Obama returned the love: "He has put his heart and soul into making sure that the people of New Jersey bounce back."
As Obama stood beside Christie and gushed about "his extraordinary leadership," Romney aides were eager to make nothing of the partnership.
"He's a governor focused on his job," said Kevin Madden, a Mitt Romney adviser. "He has said he's not looking at this through the lens of politics."
The "partnership" between Obama and Christie, as the president put it, has prompted all manner of tea-leaf-reading in the chattering classes, and no small amount of grumbling on the right. Some commentators labeled the governor "Judas Christie," and Rush Limbaugh, a leading conservative voice, called Christie "fat and a fool."
Also Wednesday, Sandy's U.S. death toll rose to 72, over and above the 69 people killed by the storm in the Caribbean. The death toll seemed certain to rise as rescuers checked basements that had flooded, trapping homeowners inside.
In the United States, the new victims added to the storm's grim tally included a state legislative candidate in West Virginia, who was killed during a blizzard, apparently by a falling tree.
In New York, Gov. Andrew Cuomo said limited commuter rail service would resume, with some subway service going back on line Thursday.
Those were signs of halting progress such as the sight of New York City Mayor Michael Bloomberg ringing the bell to reopen normal trading on the floor of the New York Stock Exchange.
But an exhausting slog lay ahead for the city that is, by far, the largest in America. Lower Manhattan, from Wall Street to 34th Street, remained without power. Dark floodwater sat stagnant in miles of century-old subway tunnels.
Bloomberg said the city's public schools would be closed until Monday at the earliest.
Flights resumed at Kennedy and Newark airports on what authorities described as a limited schedule. Nothing was taking off or landing at LaGuardia, which suffered far worse damage.
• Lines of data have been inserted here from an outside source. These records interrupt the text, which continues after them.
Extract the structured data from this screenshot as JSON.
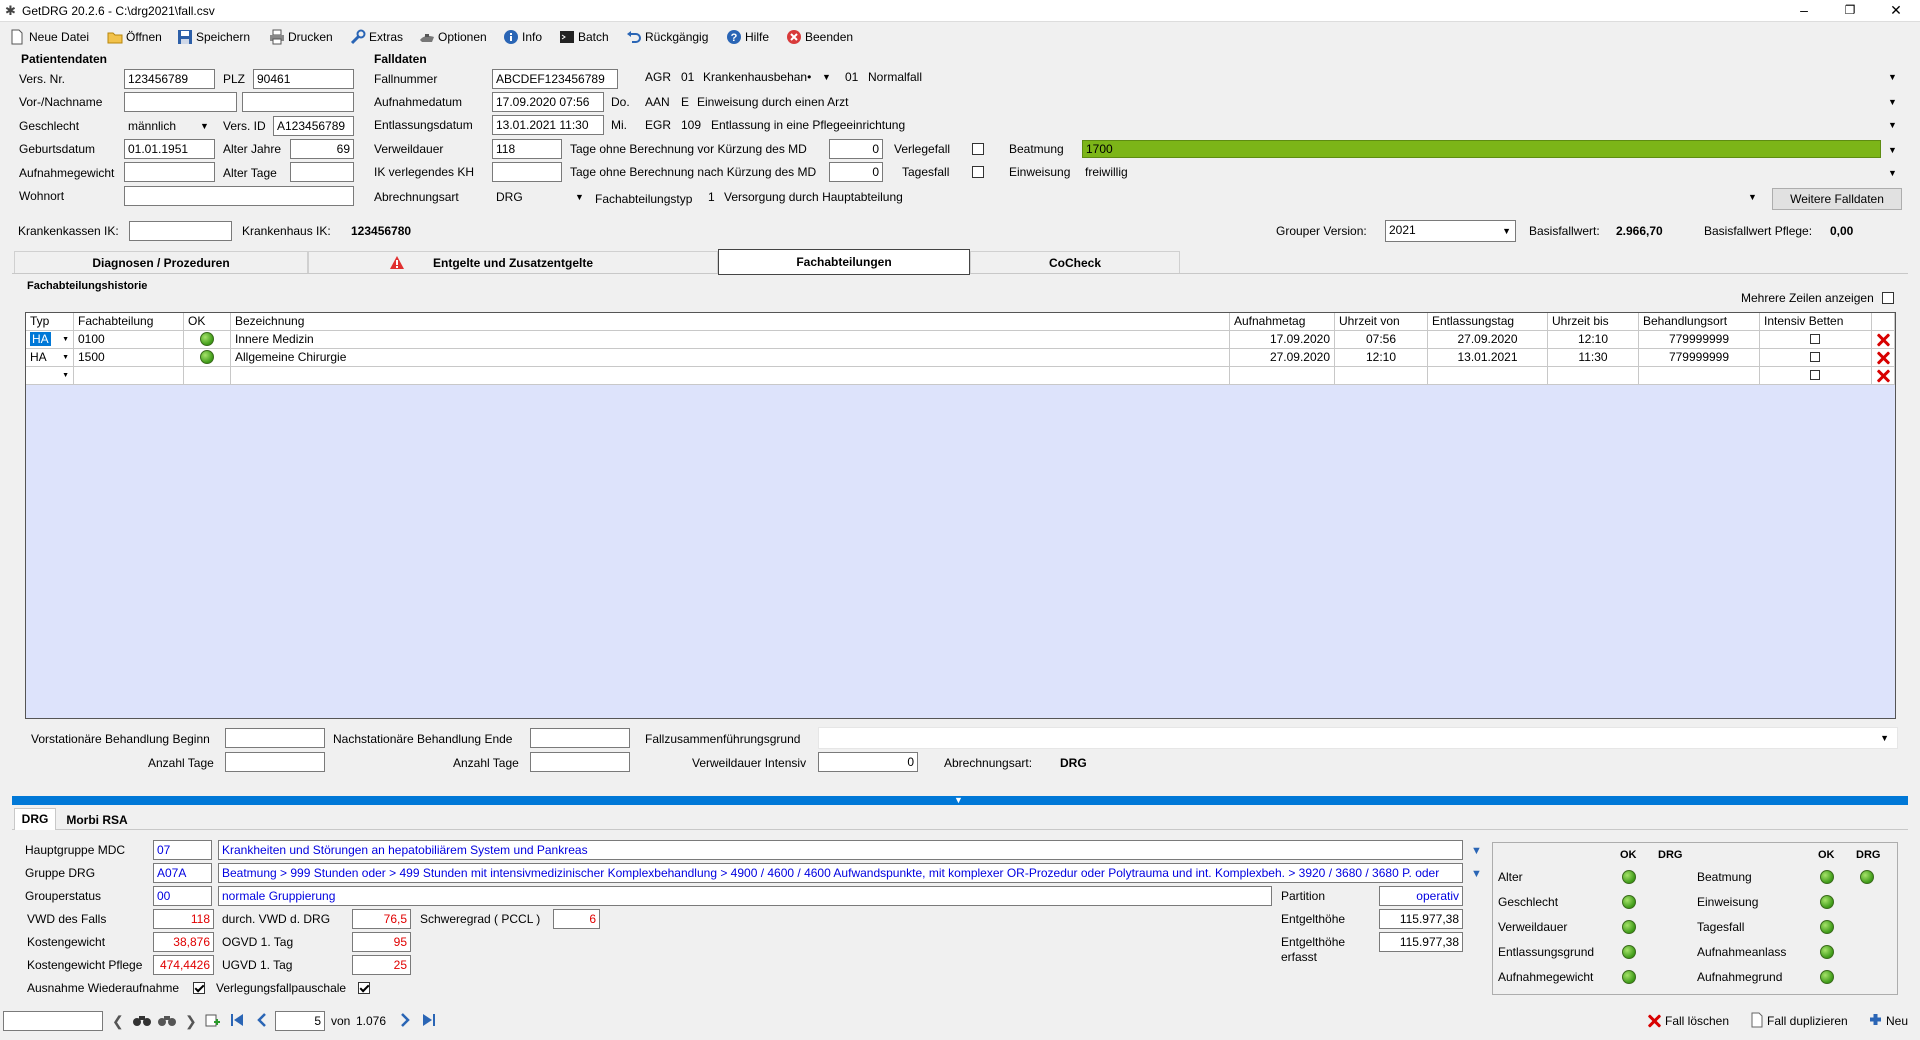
{
  "window": {
    "title": "GetDRG 20.2.6 - C:\\drg2021\\fall.csv"
  },
  "toolbar": {
    "new": "Neue Datei",
    "open": "Öffnen",
    "save": "Speichern",
    "print": "Drucken",
    "extras": "Extras",
    "options": "Optionen",
    "info": "Info",
    "batch": "Batch",
    "undo": "Rückgängig",
    "help": "Hilfe",
    "exit": "Beenden"
  },
  "patient": {
    "header": "Patientendaten",
    "vers_nr_label": "Vers. Nr.",
    "vers_nr": "123456789",
    "plz_label": "PLZ",
    "plz": "90461",
    "name_label": "Vor-/Nachname",
    "vorname": "",
    "nachname": "",
    "geschlecht_label": "Geschlecht",
    "geschlecht": "männlich",
    "vers_id_label": "Vers. ID",
    "vers_id": "A123456789",
    "geburtsdatum_label": "Geburtsdatum",
    "geburtsdatum": "01.01.1951",
    "alter_jahre_label": "Alter Jahre",
    "alter_jahre": "69",
    "aufnahmegewicht_label": "Aufnahmegewicht",
    "aufnahmegewicht": "",
    "alter_tage_label": "Alter Tage",
    "alter_tage": "",
    "wohnort_label": "Wohnort",
    "wohnort": ""
  },
  "falldaten": {
    "header": "Falldaten",
    "fallnummer_label": "Fallnummer",
    "fallnummer": "ABCDEF123456789",
    "agr_label": "AGR",
    "agr_code": "01",
    "agr_value": "Krankenhausbehan•",
    "agr_code2": "01",
    "agr_value2": "Normalfall",
    "aufnahmedatum_label": "Aufnahmedatum",
    "aufnahmedatum": "17.09.2020 07:56",
    "aufnahme_day": "Do.",
    "aan_label": "AAN",
    "aan_code": "E",
    "aan_value": "Einweisung durch einen Arzt",
    "entlassungsdatum_label": "Entlassungsdatum",
    "entlassungsdatum": "13.01.2021 11:30",
    "entlassung_day": "Mi.",
    "egr_label": "EGR",
    "egr_code": "109",
    "egr_value": "Entlassung in eine Pflegeeinrichtung",
    "verweildauer_label": "Verweildauer",
    "verweildauer": "118",
    "tage_vor_label": "Tage ohne Berechnung vor Kürzung des MD",
    "tage_vor": "0",
    "verlegefall_label": "Verlegefall",
    "beatmung_label": "Beatmung",
    "beatmung": "1700",
    "ik_kh_label": "IK verlegendes KH",
    "ik_kh": "",
    "tage_nach_label": "Tage ohne Berechnung nach Kürzung des MD",
    "tage_nach": "0",
    "tagesfall_label": "Tagesfall",
    "einweisung_label": "Einweisung",
    "einweisung": "freiwillig",
    "abrechnungsart_label": "Abrechnungsart",
    "abrechnungsart": "DRG",
    "fachabteilungstyp_label": "Fachabteilungstyp",
    "fachabteilungstyp_code": "1",
    "fachabteilungstyp": "Versorgung durch Hauptabteilung",
    "weitere_button": "Weitere Falldaten"
  },
  "ik": {
    "kasse_label": "Krankenkassen IK:",
    "kasse": "",
    "kh_label": "Krankenhaus IK:",
    "kh": "123456780",
    "grouper_label": "Grouper Version:",
    "grouper": "2021",
    "basis_label": "Basisfallwert:",
    "basis": "2.966,70",
    "basis_pflege_label": "Basisfallwert Pflege:",
    "basis_pflege": "0,00"
  },
  "tabs": {
    "diag": "Diagnosen / Prozeduren",
    "entgelte": "Entgelte und Zusatzentgelte",
    "fach": "Fachabteilungen",
    "cocheck": "CoCheck"
  },
  "history": {
    "header": "Fachabteilungshistorie",
    "mehrere_label": "Mehrere Zeilen anzeigen",
    "columns": [
      "Typ",
      "Fachabteilung",
      "OK",
      "Bezeichnung",
      "Aufnahmetag",
      "Uhrzeit von",
      "Entlassungstag",
      "Uhrzeit bis",
      "Behandlungsort",
      "Intensiv Betten"
    ],
    "rows": [
      {
        "typ": "HA",
        "fach": "0100",
        "bez": "Innere Medizin",
        "aufn": "17.09.2020",
        "von": "07:56",
        "entl": "27.09.2020",
        "bis": "12:10",
        "ort": "779999999"
      },
      {
        "typ": "HA",
        "fach": "1500",
        "bez": "Allgemeine Chirurgie",
        "aufn": "27.09.2020",
        "von": "12:10",
        "entl": "13.01.2021",
        "bis": "11:30",
        "ort": "779999999"
      }
    ]
  },
  "bottom_form": {
    "vor_label": "Vorstationäre Behandlung Beginn",
    "vor": "",
    "nach_label": "Nachstationäre Behandlung Ende",
    "nach": "",
    "zusammen_label": "Fallzusammenführungsgrund",
    "zusammen": "",
    "anzahl1_label": "Anzahl Tage",
    "anzahl1": "",
    "anzahl2_label": "Anzahl Tage",
    "anzahl2": "",
    "vwd_int_label": "Verweildauer Intensiv",
    "vwd_int": "0",
    "abr_label": "Abrechnungsart:",
    "abr": "DRG"
  },
  "drg_tabs": {
    "drg": "DRG",
    "morbi": "Morbi RSA"
  },
  "drg": {
    "mdc_label": "Hauptgruppe MDC",
    "mdc": "07",
    "mdc_text": "Krankheiten und Störungen an hepatobiliärem System und Pankreas",
    "grp_label": "Gruppe DRG",
    "grp": "A07A",
    "grp_text": "Beatmung > 999 Stunden oder > 499 Stunden mit intensivmedizinischer Komplexbehandlung > 4900 / 4600 / 4600 Aufwandspunkte, mit komplexer OR-Prozedur oder Polytrauma und int. Komplexbeh. > 3920 / 3680 / 3680 P. oder",
    "status_label": "Grouperstatus",
    "status": "00",
    "status_text": "normale Gruppierung",
    "vwd_label": "VWD des Falls",
    "vwd": "118",
    "dvwd_label": "durch. VWD d. DRG",
    "dvwd": "76,5",
    "pccl_label": "Schweregrad ( PCCL )",
    "pccl": "6",
    "kg_label": "Kostengewicht",
    "kg": "38,876",
    "ogvd_label": "OGVD 1. Tag",
    "ogvd": "95",
    "kgp_label": "Kostengewicht Pflege",
    "kgp": "474,4426",
    "ugvd_label": "UGVD 1. Tag",
    "ugvd": "25",
    "ausnahme_label": "Ausnahme Wiederaufnahme",
    "verlegung_label": "Verlegungsfallpauschale",
    "partition_label": "Partition",
    "partition": "operativ",
    "entgelt_label": "Entgelthöhe",
    "entgelt": "115.977,38",
    "entgelt_erf_label1": "Entgelthöhe",
    "entgelt_erf_label2": "erfasst",
    "entgelt_erf": "115.977,38"
  },
  "checks": {
    "ok": "OK",
    "drg": "DRG",
    "left": [
      "Alter",
      "Geschlecht",
      "Verweildauer",
      "Entlassungsgrund",
      "Aufnahmegewicht"
    ],
    "right": [
      "Beatmung",
      "Einweisung",
      "Tagesfall",
      "Aufnahmeanlass",
      "Aufnahmegrund"
    ]
  },
  "status": {
    "page": "5",
    "von": "von",
    "total": "1.076",
    "delete": "Fall löschen",
    "duplicate": "Fall duplizieren",
    "new": "Neu"
  },
  "colors": {
    "beatmung": "#7cb518",
    "grid_bg": "#dde3fb",
    "splitter": "#0078d7"
  }
}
Amtrak said trains will start running in and out of New York on Friday.
Compiled from the Los Angeles Times, The New York Times, The Washington Post and The Associated Press